* Exercise instructions *
Within the listing below, how many lines hold the string "codons"? Only the number is wanted.
Data provided START
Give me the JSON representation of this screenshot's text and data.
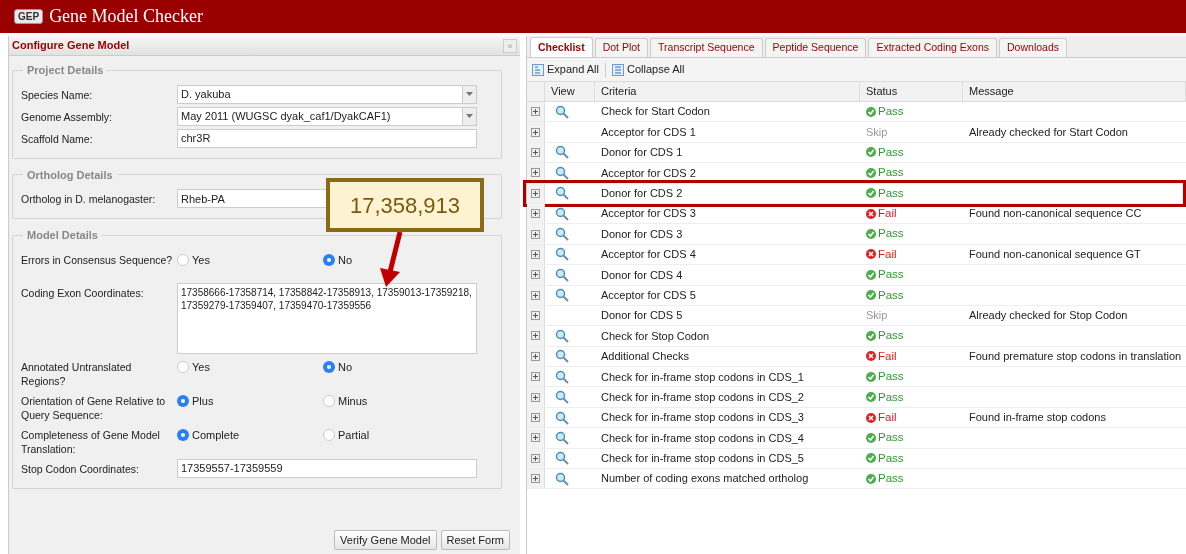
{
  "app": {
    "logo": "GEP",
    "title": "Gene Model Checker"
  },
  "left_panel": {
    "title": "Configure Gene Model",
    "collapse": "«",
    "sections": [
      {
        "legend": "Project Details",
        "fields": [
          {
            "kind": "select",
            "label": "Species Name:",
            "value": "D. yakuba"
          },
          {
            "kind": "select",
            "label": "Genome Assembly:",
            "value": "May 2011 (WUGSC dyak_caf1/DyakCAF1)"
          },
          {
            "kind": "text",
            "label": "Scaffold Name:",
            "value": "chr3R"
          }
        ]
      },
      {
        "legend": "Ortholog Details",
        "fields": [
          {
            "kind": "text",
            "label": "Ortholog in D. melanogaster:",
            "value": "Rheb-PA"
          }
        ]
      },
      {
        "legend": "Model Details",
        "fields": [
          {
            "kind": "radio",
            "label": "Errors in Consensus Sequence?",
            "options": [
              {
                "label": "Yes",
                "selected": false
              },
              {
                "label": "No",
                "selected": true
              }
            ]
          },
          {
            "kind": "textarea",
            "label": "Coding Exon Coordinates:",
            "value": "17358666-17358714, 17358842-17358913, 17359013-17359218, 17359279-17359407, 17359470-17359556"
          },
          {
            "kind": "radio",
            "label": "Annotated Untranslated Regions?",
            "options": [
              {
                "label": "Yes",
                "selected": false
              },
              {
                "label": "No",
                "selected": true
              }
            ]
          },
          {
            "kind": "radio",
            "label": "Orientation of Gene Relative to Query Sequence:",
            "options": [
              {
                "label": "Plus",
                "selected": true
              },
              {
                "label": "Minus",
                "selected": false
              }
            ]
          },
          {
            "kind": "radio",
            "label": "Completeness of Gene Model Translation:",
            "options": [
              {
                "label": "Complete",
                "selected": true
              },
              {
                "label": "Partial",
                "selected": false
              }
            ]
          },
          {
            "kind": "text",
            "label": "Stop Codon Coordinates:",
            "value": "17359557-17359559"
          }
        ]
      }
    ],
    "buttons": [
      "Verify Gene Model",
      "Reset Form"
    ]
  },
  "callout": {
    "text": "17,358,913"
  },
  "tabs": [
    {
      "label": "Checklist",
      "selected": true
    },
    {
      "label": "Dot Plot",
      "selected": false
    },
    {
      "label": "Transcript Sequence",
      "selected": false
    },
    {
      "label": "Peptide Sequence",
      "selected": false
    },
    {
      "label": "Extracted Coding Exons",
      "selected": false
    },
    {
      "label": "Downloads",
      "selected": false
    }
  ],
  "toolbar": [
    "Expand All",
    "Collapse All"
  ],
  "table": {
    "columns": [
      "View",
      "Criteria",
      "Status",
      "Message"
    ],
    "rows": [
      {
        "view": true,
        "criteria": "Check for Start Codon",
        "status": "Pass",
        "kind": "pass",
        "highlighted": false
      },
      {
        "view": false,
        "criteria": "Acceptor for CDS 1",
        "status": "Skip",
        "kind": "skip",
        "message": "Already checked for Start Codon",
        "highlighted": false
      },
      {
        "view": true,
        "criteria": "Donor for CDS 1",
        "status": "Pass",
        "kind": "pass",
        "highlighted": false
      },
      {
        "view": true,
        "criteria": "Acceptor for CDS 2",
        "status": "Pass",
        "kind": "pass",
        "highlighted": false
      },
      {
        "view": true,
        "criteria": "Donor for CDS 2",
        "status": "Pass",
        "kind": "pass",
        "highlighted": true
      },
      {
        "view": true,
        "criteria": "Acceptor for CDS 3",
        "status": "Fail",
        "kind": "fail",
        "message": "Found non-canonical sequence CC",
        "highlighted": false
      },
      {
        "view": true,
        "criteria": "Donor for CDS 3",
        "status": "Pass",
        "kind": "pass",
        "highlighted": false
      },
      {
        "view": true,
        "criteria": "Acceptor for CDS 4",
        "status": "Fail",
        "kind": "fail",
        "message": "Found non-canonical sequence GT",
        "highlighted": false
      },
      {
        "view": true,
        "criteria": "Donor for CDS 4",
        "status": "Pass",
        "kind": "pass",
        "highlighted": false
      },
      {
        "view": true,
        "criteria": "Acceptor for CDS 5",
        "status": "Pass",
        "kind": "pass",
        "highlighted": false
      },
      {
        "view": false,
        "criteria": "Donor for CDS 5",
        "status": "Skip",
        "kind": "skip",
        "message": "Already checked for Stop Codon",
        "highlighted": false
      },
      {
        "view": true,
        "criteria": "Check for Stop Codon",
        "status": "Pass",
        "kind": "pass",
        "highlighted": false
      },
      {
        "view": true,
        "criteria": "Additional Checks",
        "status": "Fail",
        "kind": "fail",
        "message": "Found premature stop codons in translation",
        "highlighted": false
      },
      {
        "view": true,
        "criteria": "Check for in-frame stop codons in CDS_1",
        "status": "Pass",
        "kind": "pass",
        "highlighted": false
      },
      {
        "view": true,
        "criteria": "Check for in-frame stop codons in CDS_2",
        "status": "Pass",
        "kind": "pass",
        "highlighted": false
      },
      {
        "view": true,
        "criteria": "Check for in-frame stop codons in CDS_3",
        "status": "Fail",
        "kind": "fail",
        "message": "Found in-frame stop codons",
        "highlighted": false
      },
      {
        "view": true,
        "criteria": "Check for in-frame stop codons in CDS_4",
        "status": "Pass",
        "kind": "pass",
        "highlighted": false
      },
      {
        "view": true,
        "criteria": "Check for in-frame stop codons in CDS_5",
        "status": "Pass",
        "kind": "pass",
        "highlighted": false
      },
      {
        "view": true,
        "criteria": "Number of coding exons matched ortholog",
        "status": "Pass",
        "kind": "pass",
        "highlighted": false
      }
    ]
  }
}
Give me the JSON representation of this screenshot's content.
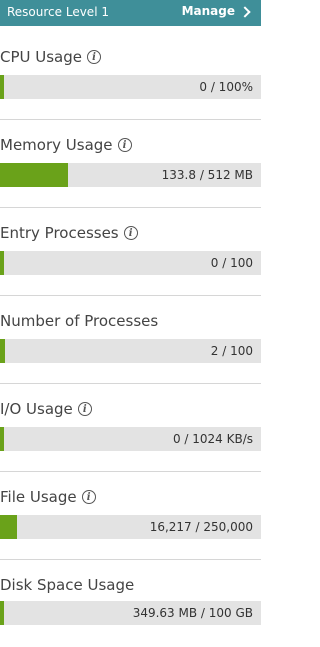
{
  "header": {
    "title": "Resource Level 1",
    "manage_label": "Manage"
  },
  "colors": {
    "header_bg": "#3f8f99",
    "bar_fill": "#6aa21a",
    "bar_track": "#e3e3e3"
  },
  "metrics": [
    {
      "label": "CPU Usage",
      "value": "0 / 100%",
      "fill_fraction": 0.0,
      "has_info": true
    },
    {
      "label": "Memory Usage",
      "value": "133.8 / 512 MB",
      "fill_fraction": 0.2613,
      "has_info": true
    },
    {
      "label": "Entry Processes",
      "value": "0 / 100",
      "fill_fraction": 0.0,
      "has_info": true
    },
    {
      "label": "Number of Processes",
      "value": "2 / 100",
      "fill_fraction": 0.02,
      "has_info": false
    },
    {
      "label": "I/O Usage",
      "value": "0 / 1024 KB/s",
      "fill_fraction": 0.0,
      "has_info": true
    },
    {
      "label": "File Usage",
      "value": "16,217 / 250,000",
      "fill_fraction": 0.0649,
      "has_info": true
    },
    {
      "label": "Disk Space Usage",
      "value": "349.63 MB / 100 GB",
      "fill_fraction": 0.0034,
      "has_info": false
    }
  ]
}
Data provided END
* Response to the task *
7